eConowind’s Ventifoil wind-assist technology has been deployed commercially for the first time, with two 10-metre units attached to the Dutch vessel MV Ankie.
The Ventifoils resemble aircraft wings with vents and also feature an internal fan. This combination helps create boundary layer suction that delivers a propelling force, enabling vessels to reduce fuel use. Ventifoils are just one of a number of wind-assist concepts emerging as shipping seeks to reduce carbon emissions, with The Engineer exploring the technology in-depth in its February cover feature.
The 3,600 DWT general cargo vessel MV Ankie recently made its first voyage with its new Ventifoils attached, sailing from Delfzijl in the Netherlands to Hamburg, onwards to Norway and then back to Rotterdam. The journey was carried out by Jan van Dam Shipping on behalf of maritime logistics conglomerate Wagenborg.
“We take an active part in the shipping industry’s de-carbonising energy transition,” Wagenborg said in a statement.
“Together with our stakeholders, such as our affiliated captain owners, clients, investors, employees and suppliers, we accept sustainability challenges to reduce our environmental footprint. We are happy Jan van Dam, who has been sailing for Wagenborg over 26 years now, picked up the glove resulting in this Ventifoil project.”
For eConowind, based out of Groningen, it marks the first commercial installation of its Ventifoil system. The wind-assist technology was developed over the past three years as part of WASP (Wind Assisted Ship Propulsion), a project funded by the Interreg North Sea Europe programme under the European Regional Development Fund (ERDF). WASP has brought together universities and wind-assist technology providers with ship owners to research, trial and validate the operational performance of a selection of wind propulsion solutions.
For Jan van Dam, this first voyage with the Ventifoil technology was an important milestone, as the shipowner has been hoping to combine modern maritime technology with wind power for nearly 40 years. The 10m units on his MV Ankie are set to be extended by an additional six metres at a later stage.
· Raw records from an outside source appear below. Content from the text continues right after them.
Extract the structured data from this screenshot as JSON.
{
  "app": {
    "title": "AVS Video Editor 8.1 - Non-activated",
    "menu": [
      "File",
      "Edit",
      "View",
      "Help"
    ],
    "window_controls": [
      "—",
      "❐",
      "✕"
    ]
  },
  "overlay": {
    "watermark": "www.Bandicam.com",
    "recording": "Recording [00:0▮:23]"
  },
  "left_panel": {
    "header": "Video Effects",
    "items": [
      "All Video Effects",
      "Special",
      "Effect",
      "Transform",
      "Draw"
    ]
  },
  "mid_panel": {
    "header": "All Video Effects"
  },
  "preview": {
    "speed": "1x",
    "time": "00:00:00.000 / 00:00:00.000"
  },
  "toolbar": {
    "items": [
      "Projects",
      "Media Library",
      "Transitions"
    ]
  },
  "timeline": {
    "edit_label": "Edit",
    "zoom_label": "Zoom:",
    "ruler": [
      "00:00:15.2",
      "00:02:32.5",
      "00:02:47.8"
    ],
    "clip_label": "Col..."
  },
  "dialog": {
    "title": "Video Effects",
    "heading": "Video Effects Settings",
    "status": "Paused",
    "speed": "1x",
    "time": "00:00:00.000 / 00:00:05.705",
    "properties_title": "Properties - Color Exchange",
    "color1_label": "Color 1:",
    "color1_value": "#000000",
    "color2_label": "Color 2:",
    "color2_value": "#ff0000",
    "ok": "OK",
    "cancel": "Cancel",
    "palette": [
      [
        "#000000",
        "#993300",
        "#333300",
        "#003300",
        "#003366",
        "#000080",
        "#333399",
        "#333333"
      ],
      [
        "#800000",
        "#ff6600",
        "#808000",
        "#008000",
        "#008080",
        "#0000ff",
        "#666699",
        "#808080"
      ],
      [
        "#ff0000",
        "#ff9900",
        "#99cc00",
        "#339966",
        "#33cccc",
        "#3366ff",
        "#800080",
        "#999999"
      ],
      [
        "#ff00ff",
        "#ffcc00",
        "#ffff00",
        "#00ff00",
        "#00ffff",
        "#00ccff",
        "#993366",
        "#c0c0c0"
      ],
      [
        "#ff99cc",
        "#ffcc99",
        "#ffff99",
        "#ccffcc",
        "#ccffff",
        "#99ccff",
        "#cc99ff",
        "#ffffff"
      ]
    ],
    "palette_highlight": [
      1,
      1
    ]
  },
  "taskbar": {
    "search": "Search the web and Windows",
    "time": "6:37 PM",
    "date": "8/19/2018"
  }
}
“We expect to show in the WASP-research project this first step will be economically feasible,” said van Dam. “We are hoping to set the next steps as well in a new-to-build ship in the coming years, getting step-by-step into low and even zero-emission shipping.”